The next year these teams met again, for the fourth time in five post-seasons. The Penguins took home bragging rights once more, despite the Caps running out to that 3-1 lead in games. The hook here was that the Caps featured rookie Jim Carey in goal, who posted an 18-6-3 record (2.13, .913, four shutouts) in the regular season. He also allowed only 10 goals in the first four games against a powerful Penguin offense (the Pens scored an empty netter in a 5-3 win in Game 2). But in what would begin one of the most stunning falls from playoff grace ever suffered by a goaltender, Carey allowed a shorthanded goal by Jaromir Jagr with the Caps on a power play and holding a lead in Game 5. Carey could not stop the flood as the Pens rallied for a 6-5 overtime win, then won games 6 and 7 by 7-1 (a game in which the Caps would actually use three goaltenders – Carey, Dafoe, and Olaf Kolzig) and 3-0 scores.

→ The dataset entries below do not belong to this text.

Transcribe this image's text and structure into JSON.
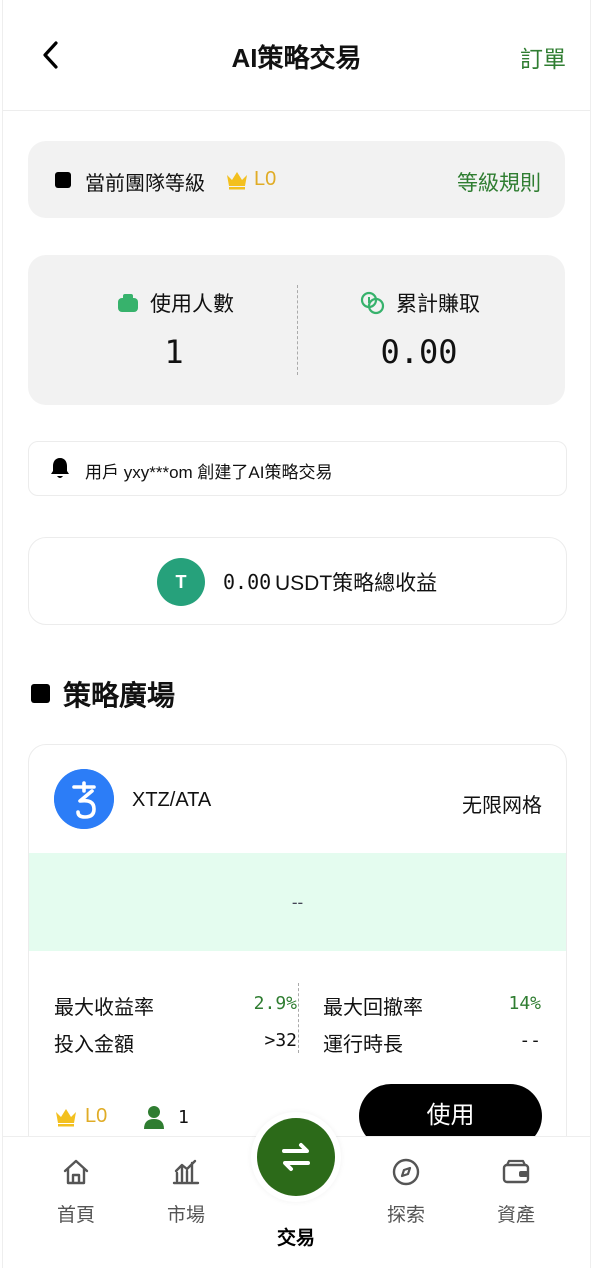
{
  "header": {
    "title": "AI策略交易",
    "orders_label": "訂單"
  },
  "level": {
    "label": "當前團隊等級",
    "value": "L0",
    "rules_label": "等級規則"
  },
  "stats": {
    "users_label": "使用人數",
    "users_value": "1",
    "earned_label": "累計賺取",
    "earned_value": "0.00"
  },
  "notice": {
    "text": "用戶 yxy***om 創建了AI策略交易"
  },
  "total": {
    "coin_letter": "T",
    "amount": "0.00",
    "label": "USDT策略總收益"
  },
  "section": {
    "title": "策略廣場"
  },
  "strategy": {
    "pair": "XTZ/ATA",
    "type": "无限网格",
    "chart_placeholder": "--",
    "max_return_label": "最大收益率",
    "max_return_value": "2.9%",
    "max_drawdown_label": "最大回撤率",
    "max_drawdown_value": "14%",
    "investment_label": "投入金額",
    "investment_value": ">32",
    "runtime_label": "運行時長",
    "runtime_value": "--",
    "level": "L0",
    "users": "1",
    "use_button": "使用"
  },
  "nav": {
    "items": [
      {
        "label": "首頁",
        "icon": "home-icon"
      },
      {
        "label": "市場",
        "icon": "market-chart-icon"
      },
      {
        "label": "交易",
        "icon": "swap-icon"
      },
      {
        "label": "探索",
        "icon": "compass-icon"
      },
      {
        "label": "資產",
        "icon": "wallet-icon"
      }
    ],
    "active": "交易"
  },
  "colors": {
    "accent_green": "#2f7d31",
    "gold": "#e0ac26",
    "fab_green": "#2c6a19",
    "usdt": "#26a17b",
    "xtz_blue": "#2c7df7"
  }
}
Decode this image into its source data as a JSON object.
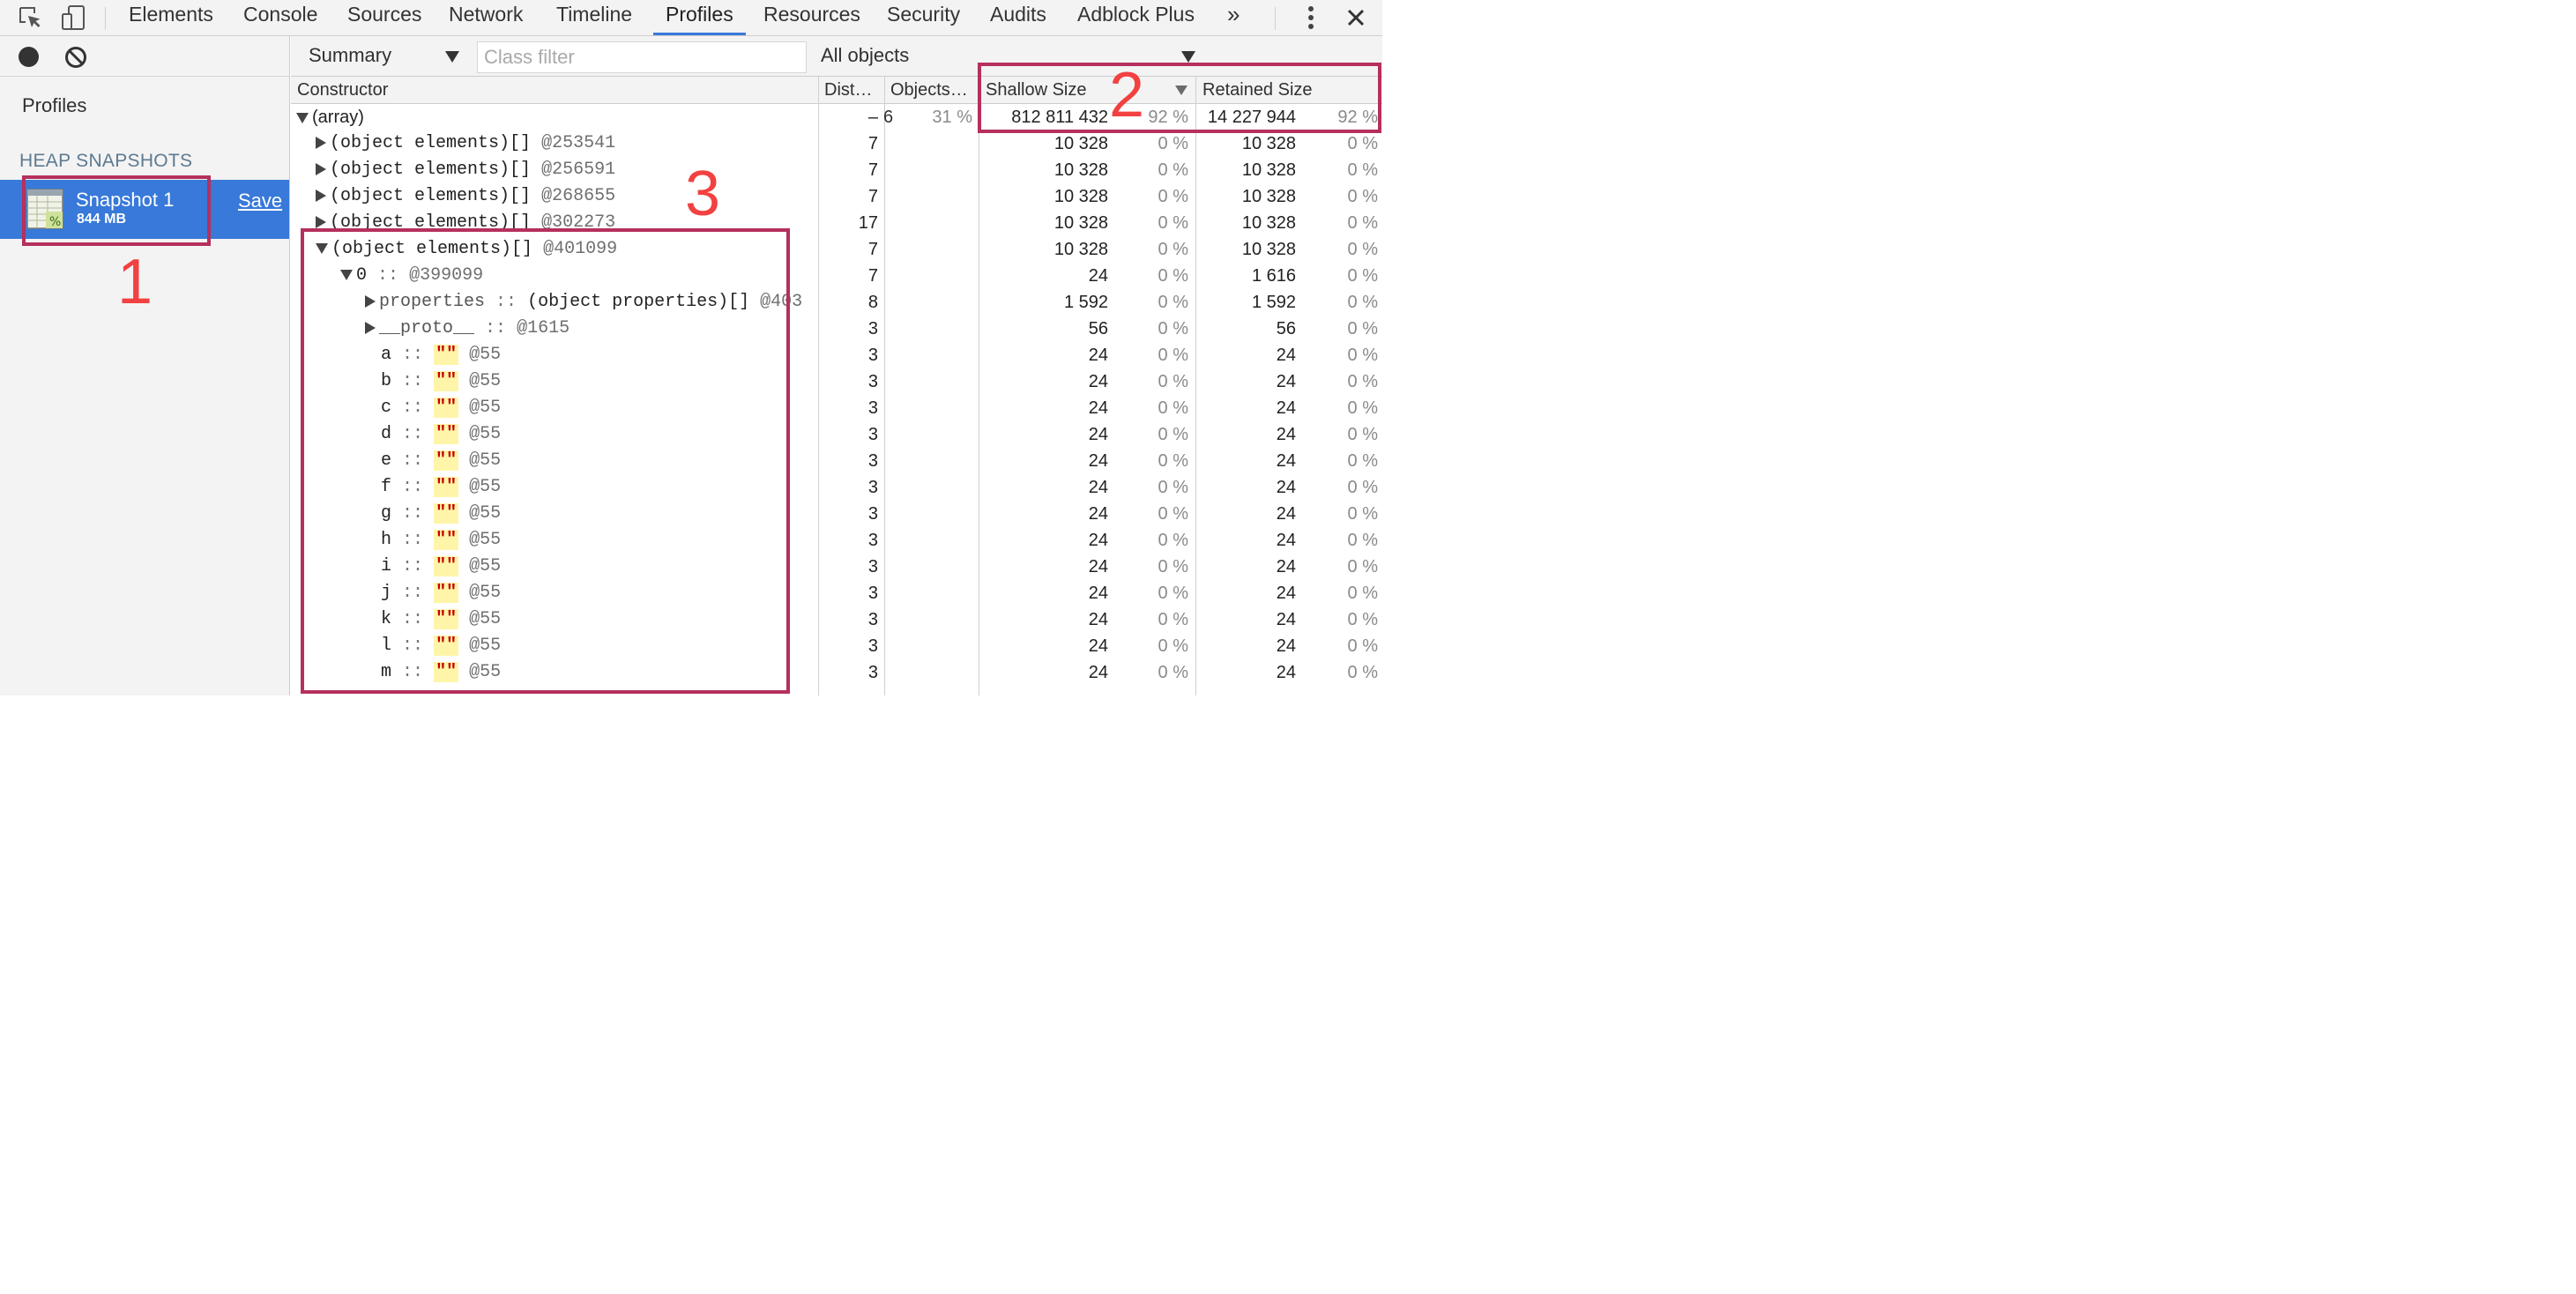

In 1998 the Caps had three three-games-to-one leads on their way to the Stanley Cup finals. Oddly enough, the Caps lost two of them. In the first round the Caps let Boston pry their way back into the series with a 4-0 win over the Caps in Washington. But the Caps would clinch with a 3-2 overtime win in Boston in Game 6. In the second round the Caps did not allow Ottawa such an opportunity, as Olaf Kolzig followed up a 2-0 shutout win in Ottawa in Game 4 with a 3-0 whitewashing of the Senators in Game 5. In the Eastern Conference finals, the Caps dropped a 2-0 decision to Buffalo in Game 1, then rode the goaltending of Kolzig to three straight wins in Games 2-4, two of the wins coming in overtime. Despite the Caps allowing only 16 shots on goal in Game 5, the Sabres squeaked out a 2-1 win to extend the series. One more is all it took, though, as Joe Juneau scored the overtime goal in Buffalo to give the Caps a 3-2 win and send them to their only Cup final.

Twelve years would pass before a new generation of Caps fans could experience the horror of Game 5. That came in last year’s first round matchup with the Montreal Canadiens. After winning in overtime in Game 2, then utterly dominating the Habs in Games 3 and 4 (winning all three games by a combined 17-9 score), the Caps ran into the dreaded “hot goaltender.” Jaroslav Halak stopped 37 of 38 shots in a 2-1 win in Washington to deny the Caps the clincher. Halak would go on to stop 131 of 134 shots in Games 5-7 (.978 save percentage) to shock the Presidents Trophy-winning Caps out of the playoffs before they had barely begun.

So, what do we have in Games 5 when the Caps have that 3-1 lead in games?...

-- The Caps have taken a 3-1 lead in games into a Game 5 nine times.
-- They are 2-7 all time in those Games 5.
-- Six times the Caps have played that Game 5 on home ice…five times they lost. Three times after those losses the Caps went on to lose the series.
-- In three of the nine instances, the Caps played the Penguins, the most frequent opponent in such games. The Caps lost all three Games 5 against the Penguins with a 3-1 lead in games, but they did manage to capture one of the series, in 1994, the only time the Caps beat the Penguins in a playoff series.
-- The Caps faced the Rangers once in this situation, beating the Blueshirts in a 2-1 overtime decision in 1990 to advance to the Wales Conference finals.
-- The Caps have averaged only two goals a game (18 total goals) in the nine Games 5, nine of them in three games against the Penguins (nine in the other six games against other opponents). Beware holding those sticks too tight.
- They have allowed three goals a game (27 total) in those Games 5, but 14 of them came in three games against the Penguins (13 allowed in six games against other opponents).

Game 5 has not been kind to the Capitals. But if there is a silver lining in all of this for the Caps, it is this. Most of the horror that has been Game 5 is a product of games against Pittsburgh. In the six other Game 5 played by the Caps, they do have two wins (hey, it’s something), and they have managed to win four of those series in the end (although three of them came in their 1998 Stanley Cup finals run). And there is this -- the Rangers have never recovered from a 1-3 deficit in games in a playoff series. The Caps need to end this…